Solid Energy's annual financial review at Parliament's commerce committee was dominated by questions about its decision to seal the mine, which has been closed since a gas explosion in 2010 killed 29 workers. The company's chairman appeared immediately after Fiona Kidman, who presented a petition asking the mine not be sealed. Family members and supporters packed the public gallery for both hearings. Prime Minister Bill English said yesterday sealing of the mine would be halted after he met with the families.
NZ First leader Winston Peters repeatedly criticised the committee's chairwoman Melissa Lee for her allocation of questions – at one point saying she was chairing the meeting like a fascist – and clashed with Mr Coupe, interjecting during his initial presentation and when the chairman was answering questions.
Mr Peters, who in December pledged to be first to re-enter the mine, quizzed Coupe over the possibility of unmanned entry to the drift, and criticised Mr Coupe for not knowing the details of his coverage and premiums for his director's insurance.
Mr Coupe said it would be a "perverse response" if Parliament changed the law to remove Solid Energy's responsibility for the safety of a re-entry crew, as Mr Peters suggested, and he would resign if that happened as he "would not want to be director of a company that put people at risk". If the government instructed the re-entry of the mine, Mr Coupe said he would have to consider resigning.
Labour leader Andrew Little asked Mr Coupe whether the decision to seal the mine was driven by financial considerations, referencing a report from November 2014 which said the cost of recovery would exceed the budget.
"Safety is the reason we stopped.
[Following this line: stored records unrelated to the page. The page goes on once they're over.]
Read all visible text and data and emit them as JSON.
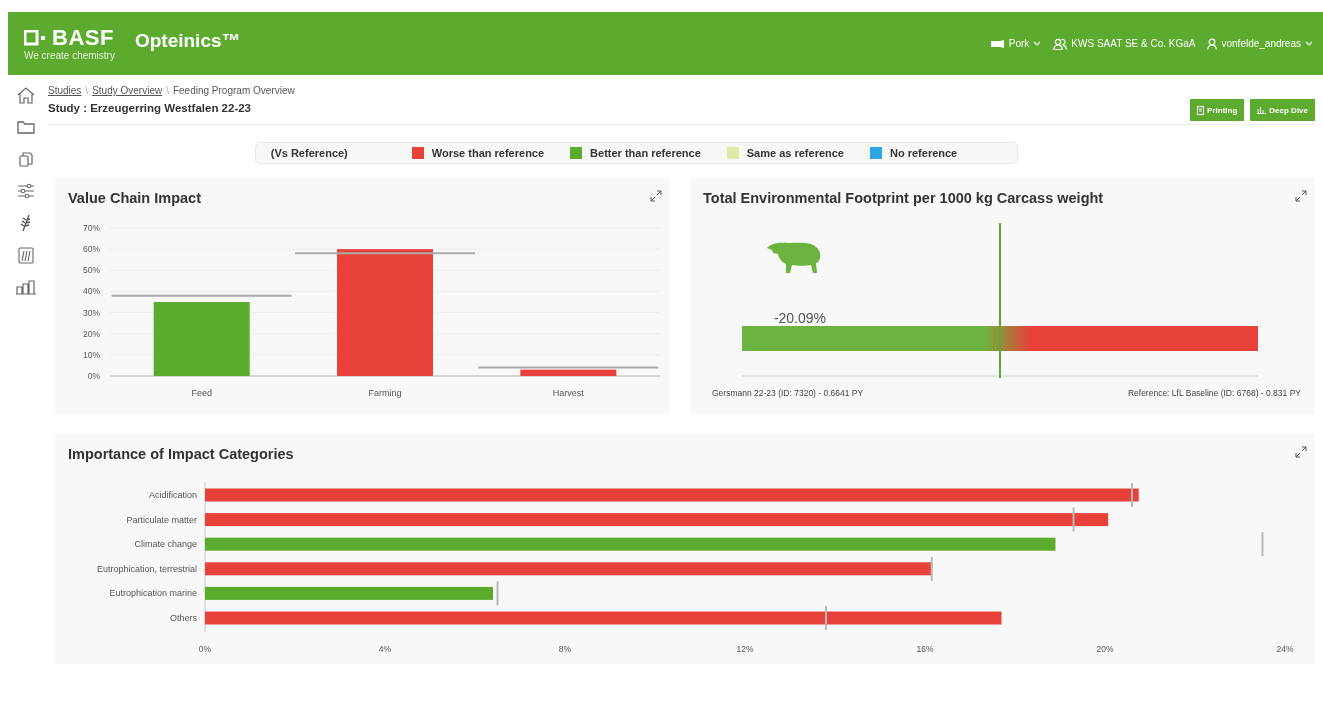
{
  "header": {
    "logo": {
      "wordmark": "BASF",
      "tagline": "We create chemistry"
    },
    "app_name": "Opteinics™",
    "nav": [
      {
        "kind": "species",
        "label": "Pork",
        "dropdown": true
      },
      {
        "kind": "company",
        "label": "KWS SAAT SE & Co. KGaA",
        "dropdown": false
      },
      {
        "kind": "user",
        "label": "vonfelde_andreas",
        "dropdown": true
      }
    ]
  },
  "sidebar": {
    "items": [
      {
        "kind": "home"
      },
      {
        "kind": "folder"
      },
      {
        "kind": "copy"
      },
      {
        "kind": "sliders"
      },
      {
        "kind": "wheat"
      },
      {
        "kind": "fields"
      },
      {
        "kind": "chart"
      }
    ]
  },
  "breadcrumb_separator": "\\",
  "breadcrumb": [
    {
      "label": "Studies",
      "link": true
    },
    {
      "label": "Study Overview",
      "link": true
    },
    {
      "label": "Feeding Program Overview",
      "link": false
    }
  ],
  "study_title": "Study : Erzeugerring Westfalen 22-23",
  "actions": [
    {
      "kind": "print",
      "label": "Printing"
    },
    {
      "kind": "chart",
      "label": "Deep Dive"
    }
  ],
  "legend": {
    "title": "(Vs Reference)",
    "items": [
      {
        "label": "Worse than reference",
        "color": "#e8413a"
      },
      {
        "label": "Better than reference",
        "color": "#5aab2e"
      },
      {
        "label": "Same as reference",
        "color": "#dfe9a8"
      },
      {
        "label": "No reference",
        "color": "#2aa6e0"
      }
    ]
  },
  "value_chain": {
    "title": "Value Chain Impact",
    "chart_data": {
      "type": "bar",
      "orientation": "vertical",
      "grid": true,
      "categories": [
        "Feed",
        "Farming",
        "Harvest"
      ],
      "series": [
        {
          "colors": [
            "#5aab2e",
            "#e8413a",
            "#e8413a"
          ],
          "values": [
            35,
            60,
            3
          ]
        }
      ],
      "ref_lines": [
        {
          "axis": "y",
          "value": 38,
          "color": "#aaaaaa"
        },
        {
          "axis": "y",
          "value": 58,
          "color": "#aaaaaa"
        },
        {
          "axis": "y",
          "value": 4,
          "color": "#aaaaaa"
        }
      ],
      "ylim": [
        0,
        70
      ],
      "yticks": [
        {
          "value": 0,
          "label": "0%"
        },
        {
          "value": 10,
          "label": "10%"
        },
        {
          "value": 20,
          "label": "20%"
        },
        {
          "value": 30,
          "label": "30%"
        },
        {
          "value": 40,
          "label": "40%"
        },
        {
          "value": 50,
          "label": "50%"
        },
        {
          "value": 60,
          "label": "60%"
        },
        {
          "value": 70,
          "label": "70%"
        }
      ]
    }
  },
  "footprint": {
    "title": "Total Environmental Footprint per 1000 kg Carcass weight",
    "change": "-20.09%",
    "study_label": "Gersmann 22-23 (ID: 7320) - 0.6641 PY",
    "reference_label": "Reference: LfL Baseline (ID: 6768) - 0.831 PY"
  },
  "impact": {
    "title": "Importance of Impact Categories",
    "chart_data": {
      "type": "bar",
      "orientation": "horizontal",
      "categories": [
        "Acidification",
        "Particulate matter",
        "Climate change",
        "Eutrophication, terrestrial",
        "Eutrophication marine",
        "Others"
      ],
      "series": [
        {
          "colors": [
            "#e8413a",
            "#e8413a",
            "#5aab2e",
            "#e8413a",
            "#5aab2e",
            "#e8413a"
          ],
          "values": [
            20.75,
            20.07,
            18.9,
            16.15,
            6.4,
            17.7
          ]
        }
      ],
      "ref_lines": [
        {
          "axis": "x",
          "value": 20.6,
          "color": "#b8b8b8"
        },
        {
          "axis": "x",
          "value": 19.3,
          "color": "#b8b8b8"
        },
        {
          "axis": "x",
          "value": 23.5,
          "color": "#b8b8b8"
        },
        {
          "axis": "x",
          "value": 16.15,
          "color": "#b8b8b8"
        },
        {
          "axis": "x",
          "value": 6.5,
          "color": "#b8b8b8"
        },
        {
          "axis": "x",
          "value": 13.8,
          "color": "#b8b8b8"
        }
      ],
      "xlim": [
        0,
        24
      ],
      "xticks": [
        {
          "value": 0,
          "label": "0%"
        },
        {
          "value": 4,
          "label": "4%"
        },
        {
          "value": 8,
          "label": "8%"
        },
        {
          "value": 12,
          "label": "12%"
        },
        {
          "value": 16,
          "label": "16%"
        },
        {
          "value": 20,
          "label": "20%"
        },
        {
          "value": 24,
          "label": "24%"
        }
      ]
    }
  }
}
Notwithstanding that it was failed on safety, there was also reference to technical feasibility and financial credibility because the budget exceeds the amount agreed with the Crown in 2013," Mr Coupe said. "Ultimately, reducing safety to a sufficient degree does come down to money. It would be foolish to say cost would not be a factor. If re-entry was to be pursued at all costs, there would probably be a way it could be done.
"We have no problem being transparent but, to the extent costs are involved, that would be a decision the creditors of Solid Energy would have to approve," Mr Coupe said. "The decision not to re-enter was made six or eight months before we went into voluntary administration, and some three or four months before we went to the government."
The company was placed into voluntary administration in 2015 after concluding it had no realistic prospect of refinancing $239 million of debt facilities due to mature in September 2016. Its downward spiral began in 2013 when slumping global coal costs exposed its commercial error in carrying substantial debt on its balance sheet.
Labour's Damien O'Connor asked whether Solid Energy had been approached by Thiess Mining over its Spring Hill mine, which it plans to close after failing to find a buyer. Tony King, Solid Energy's chief executive, said there had been an approach from a lawyer who claimed to have backing from Thiess but nothing of substance and the company would be open to a buyer if one emerged.